"It could be really useful in areas such as southeast Asia where there are huge areas of shallow continental shelf," said John Largier, an oceanographer and study team member from the University of California, Davis. The continental shelf is the perimeter of a continent that is underwater and gradually descends to the ocean floor.

Largier and his colleagues have been using a high-frequency radar array at their lab to study ocean currents for the last 10 years. Together with collaborators from Hokkaido and Kyoto universities in Japan and San Francisco State University, the researchers used data from radar sites at Bodega Bay and Trinidad, Calif., and two sites in Hokkaido, Japan, to look for the tsunami offshore.

The radar detection is the latest in the string of new ways the Japan earthquake and tsunami were observed. Satellite images found that the tsunami was so powerful that it broke off huge icebergs thousands of miles away in the Antarctic. Scientists also found that the earthquake rattled the planet's upper atmosphere.

In the new study, scientists noticed that the radar picks up not the actual tsunami wave — which is small in height while out at sea — but changes in currents as the wave passes.

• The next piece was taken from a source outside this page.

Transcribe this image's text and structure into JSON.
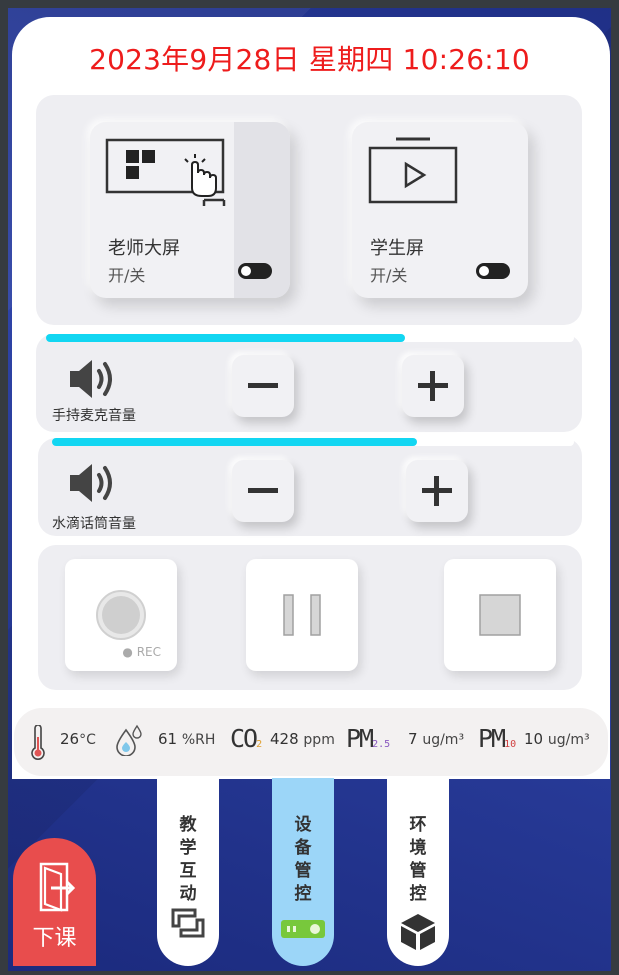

The researchers found they could see the Japan tsunami once it entered shallower coastal waters over the continental shelf. As the waves enter the shallower water, they slow down, increase in height and decrease in wavelength until finally hitting the coast.

The continental shelf off California is quite narrow, and approaches to the coast are already well-monitored by pressure gauges, Largier said. But he said radar detection could be useful, for example, on the East Coast or in Southeast Asia, where there are wide expanses of shallow seas.

The study was published in the August edition of the journal Remote Sensing.